(Beginning of DATA TO EXAMINE)
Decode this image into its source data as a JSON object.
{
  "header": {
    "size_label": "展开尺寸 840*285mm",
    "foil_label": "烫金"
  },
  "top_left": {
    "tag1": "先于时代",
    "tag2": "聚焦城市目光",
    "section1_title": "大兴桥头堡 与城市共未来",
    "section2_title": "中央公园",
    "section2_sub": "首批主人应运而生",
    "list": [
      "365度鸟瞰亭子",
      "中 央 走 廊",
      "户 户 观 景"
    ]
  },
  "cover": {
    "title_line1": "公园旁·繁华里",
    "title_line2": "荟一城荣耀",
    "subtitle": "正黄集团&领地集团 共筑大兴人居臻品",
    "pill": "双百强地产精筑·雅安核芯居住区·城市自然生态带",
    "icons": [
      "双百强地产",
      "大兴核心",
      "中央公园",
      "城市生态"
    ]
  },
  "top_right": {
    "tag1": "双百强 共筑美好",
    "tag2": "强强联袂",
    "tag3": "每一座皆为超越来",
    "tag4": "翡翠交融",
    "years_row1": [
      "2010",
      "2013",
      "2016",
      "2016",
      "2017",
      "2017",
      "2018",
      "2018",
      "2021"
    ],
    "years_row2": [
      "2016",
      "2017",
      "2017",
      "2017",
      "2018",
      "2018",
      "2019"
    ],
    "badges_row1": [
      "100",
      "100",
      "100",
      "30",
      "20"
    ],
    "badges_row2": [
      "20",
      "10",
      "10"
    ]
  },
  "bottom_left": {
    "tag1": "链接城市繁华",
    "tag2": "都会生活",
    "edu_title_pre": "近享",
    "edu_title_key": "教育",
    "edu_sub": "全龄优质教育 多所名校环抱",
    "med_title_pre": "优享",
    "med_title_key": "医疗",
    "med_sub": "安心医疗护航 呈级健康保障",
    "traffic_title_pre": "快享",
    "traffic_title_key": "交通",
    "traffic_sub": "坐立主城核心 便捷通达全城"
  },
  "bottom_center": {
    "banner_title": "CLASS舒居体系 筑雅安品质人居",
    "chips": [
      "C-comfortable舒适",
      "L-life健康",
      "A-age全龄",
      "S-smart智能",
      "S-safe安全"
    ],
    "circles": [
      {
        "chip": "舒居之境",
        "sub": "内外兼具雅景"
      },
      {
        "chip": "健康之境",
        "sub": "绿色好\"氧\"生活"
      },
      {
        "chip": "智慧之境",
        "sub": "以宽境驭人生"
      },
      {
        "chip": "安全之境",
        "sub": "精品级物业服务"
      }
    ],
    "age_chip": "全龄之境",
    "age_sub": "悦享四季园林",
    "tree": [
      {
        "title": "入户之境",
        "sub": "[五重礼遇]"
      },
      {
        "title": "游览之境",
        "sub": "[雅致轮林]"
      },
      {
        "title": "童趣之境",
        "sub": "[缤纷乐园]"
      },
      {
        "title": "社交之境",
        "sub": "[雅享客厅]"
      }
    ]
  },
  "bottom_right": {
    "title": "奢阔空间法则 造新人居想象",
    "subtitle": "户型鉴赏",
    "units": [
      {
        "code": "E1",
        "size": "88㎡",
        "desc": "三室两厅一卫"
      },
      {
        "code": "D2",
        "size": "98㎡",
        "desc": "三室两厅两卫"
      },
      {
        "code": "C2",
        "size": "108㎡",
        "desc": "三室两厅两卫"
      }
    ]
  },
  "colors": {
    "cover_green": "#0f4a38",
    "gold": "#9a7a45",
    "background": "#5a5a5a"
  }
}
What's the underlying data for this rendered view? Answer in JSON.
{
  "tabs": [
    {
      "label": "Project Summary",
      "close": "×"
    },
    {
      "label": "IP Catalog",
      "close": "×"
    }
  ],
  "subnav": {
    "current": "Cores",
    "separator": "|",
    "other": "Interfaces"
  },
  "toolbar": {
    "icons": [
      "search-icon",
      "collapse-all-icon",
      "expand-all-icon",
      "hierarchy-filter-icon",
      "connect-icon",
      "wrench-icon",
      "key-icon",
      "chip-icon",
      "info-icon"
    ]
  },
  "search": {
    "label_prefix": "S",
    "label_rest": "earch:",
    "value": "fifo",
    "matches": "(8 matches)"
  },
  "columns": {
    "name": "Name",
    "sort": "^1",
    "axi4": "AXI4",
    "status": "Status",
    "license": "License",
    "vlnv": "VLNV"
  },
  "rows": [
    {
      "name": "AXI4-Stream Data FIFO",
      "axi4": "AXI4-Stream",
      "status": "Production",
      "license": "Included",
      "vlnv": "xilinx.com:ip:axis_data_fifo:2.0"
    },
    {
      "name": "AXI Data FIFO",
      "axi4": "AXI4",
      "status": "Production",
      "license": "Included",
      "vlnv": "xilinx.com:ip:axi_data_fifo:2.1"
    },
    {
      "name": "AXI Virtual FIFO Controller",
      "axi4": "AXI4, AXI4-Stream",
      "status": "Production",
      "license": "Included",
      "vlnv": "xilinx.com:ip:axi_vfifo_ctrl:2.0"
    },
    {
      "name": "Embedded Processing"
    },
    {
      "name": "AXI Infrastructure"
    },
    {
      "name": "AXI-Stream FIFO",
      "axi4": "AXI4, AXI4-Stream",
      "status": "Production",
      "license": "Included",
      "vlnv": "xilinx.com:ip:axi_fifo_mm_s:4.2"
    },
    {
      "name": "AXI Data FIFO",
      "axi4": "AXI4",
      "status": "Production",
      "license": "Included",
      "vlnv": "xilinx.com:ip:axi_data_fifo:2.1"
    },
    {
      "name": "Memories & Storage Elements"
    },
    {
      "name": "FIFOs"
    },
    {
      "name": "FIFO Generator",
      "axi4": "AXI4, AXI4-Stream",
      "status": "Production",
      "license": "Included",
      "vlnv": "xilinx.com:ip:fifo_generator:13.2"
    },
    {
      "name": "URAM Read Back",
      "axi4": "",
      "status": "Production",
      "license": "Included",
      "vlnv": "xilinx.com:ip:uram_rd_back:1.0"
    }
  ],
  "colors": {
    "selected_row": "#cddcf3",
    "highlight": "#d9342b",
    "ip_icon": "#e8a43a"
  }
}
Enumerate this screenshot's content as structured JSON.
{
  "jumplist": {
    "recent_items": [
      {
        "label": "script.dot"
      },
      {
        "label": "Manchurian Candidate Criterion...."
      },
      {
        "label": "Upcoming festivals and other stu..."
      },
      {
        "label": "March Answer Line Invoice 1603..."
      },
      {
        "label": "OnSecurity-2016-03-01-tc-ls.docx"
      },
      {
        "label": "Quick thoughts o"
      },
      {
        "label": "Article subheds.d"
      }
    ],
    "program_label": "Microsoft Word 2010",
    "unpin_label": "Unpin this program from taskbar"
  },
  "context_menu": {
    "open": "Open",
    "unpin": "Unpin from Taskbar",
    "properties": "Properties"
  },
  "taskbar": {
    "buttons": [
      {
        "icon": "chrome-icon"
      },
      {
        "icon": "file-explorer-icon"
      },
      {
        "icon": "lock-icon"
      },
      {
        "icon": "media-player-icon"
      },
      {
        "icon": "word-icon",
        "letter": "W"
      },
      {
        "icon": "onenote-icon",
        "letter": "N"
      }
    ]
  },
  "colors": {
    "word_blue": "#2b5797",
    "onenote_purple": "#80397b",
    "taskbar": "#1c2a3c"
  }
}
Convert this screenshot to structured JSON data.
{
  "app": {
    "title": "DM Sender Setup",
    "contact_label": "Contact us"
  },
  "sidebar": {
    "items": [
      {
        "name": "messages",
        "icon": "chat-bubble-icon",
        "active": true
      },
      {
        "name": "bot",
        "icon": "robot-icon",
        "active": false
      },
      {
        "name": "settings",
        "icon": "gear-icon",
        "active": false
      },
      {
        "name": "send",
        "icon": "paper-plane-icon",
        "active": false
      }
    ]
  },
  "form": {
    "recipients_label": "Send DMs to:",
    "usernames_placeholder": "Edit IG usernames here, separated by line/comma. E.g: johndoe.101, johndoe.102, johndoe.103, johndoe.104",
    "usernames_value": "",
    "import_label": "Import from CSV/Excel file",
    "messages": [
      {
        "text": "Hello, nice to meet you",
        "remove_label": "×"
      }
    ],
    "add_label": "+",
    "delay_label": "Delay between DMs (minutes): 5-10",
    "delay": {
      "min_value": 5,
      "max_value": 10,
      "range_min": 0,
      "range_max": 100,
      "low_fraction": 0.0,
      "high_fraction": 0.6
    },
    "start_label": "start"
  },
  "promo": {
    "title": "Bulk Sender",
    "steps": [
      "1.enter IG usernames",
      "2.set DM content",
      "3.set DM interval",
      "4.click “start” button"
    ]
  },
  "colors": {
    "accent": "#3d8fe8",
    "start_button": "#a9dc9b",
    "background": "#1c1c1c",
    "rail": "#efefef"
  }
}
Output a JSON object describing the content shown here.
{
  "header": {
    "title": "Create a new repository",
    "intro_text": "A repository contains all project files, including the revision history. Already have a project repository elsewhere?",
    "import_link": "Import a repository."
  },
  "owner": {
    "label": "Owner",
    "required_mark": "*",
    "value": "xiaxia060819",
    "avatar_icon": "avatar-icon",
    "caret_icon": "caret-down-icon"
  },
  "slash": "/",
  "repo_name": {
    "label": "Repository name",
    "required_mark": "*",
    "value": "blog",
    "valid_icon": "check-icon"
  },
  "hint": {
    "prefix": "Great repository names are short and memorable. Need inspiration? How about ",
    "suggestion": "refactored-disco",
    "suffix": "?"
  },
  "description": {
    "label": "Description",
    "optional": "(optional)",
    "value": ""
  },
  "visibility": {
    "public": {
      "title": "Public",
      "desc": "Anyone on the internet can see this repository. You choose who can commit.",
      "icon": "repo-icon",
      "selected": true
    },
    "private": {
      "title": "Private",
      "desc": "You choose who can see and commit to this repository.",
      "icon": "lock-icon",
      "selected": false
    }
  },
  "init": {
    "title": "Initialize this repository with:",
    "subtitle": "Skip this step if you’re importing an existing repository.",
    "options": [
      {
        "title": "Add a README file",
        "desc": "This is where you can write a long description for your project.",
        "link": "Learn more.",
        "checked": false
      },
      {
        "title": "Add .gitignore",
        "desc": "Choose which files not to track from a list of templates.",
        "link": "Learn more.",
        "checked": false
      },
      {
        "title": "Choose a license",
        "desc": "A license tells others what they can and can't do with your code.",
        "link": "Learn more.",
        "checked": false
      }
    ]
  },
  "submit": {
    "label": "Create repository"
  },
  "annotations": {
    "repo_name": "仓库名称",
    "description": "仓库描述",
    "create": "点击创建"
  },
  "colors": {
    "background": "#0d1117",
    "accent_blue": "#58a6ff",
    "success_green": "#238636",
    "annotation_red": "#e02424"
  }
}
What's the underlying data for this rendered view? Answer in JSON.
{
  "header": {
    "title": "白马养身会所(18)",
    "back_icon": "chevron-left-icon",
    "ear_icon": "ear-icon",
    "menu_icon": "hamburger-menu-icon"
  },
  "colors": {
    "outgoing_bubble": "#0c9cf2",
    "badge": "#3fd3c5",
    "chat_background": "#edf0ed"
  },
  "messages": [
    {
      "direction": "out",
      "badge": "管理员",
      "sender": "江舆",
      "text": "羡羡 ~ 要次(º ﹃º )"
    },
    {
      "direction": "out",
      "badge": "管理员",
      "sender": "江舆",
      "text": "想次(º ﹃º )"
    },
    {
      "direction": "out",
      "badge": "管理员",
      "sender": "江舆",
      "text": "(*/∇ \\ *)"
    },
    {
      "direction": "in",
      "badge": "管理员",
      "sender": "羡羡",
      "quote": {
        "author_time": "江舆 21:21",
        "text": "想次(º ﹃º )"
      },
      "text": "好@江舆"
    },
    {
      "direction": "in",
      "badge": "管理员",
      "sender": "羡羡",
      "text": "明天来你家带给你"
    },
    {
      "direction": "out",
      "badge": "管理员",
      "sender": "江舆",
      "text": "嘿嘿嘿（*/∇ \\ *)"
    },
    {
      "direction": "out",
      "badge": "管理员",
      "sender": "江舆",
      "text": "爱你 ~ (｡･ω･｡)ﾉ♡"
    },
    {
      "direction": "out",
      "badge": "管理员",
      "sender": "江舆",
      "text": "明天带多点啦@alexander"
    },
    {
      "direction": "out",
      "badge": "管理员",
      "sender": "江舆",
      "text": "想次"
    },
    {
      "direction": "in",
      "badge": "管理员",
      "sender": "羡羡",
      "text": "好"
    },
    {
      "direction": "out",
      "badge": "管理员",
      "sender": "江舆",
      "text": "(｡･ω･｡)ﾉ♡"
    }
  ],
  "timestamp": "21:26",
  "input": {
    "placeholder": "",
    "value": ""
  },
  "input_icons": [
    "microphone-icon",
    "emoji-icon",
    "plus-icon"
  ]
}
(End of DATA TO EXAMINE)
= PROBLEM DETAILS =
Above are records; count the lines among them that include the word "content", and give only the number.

= WRITTEN ANSWER =
3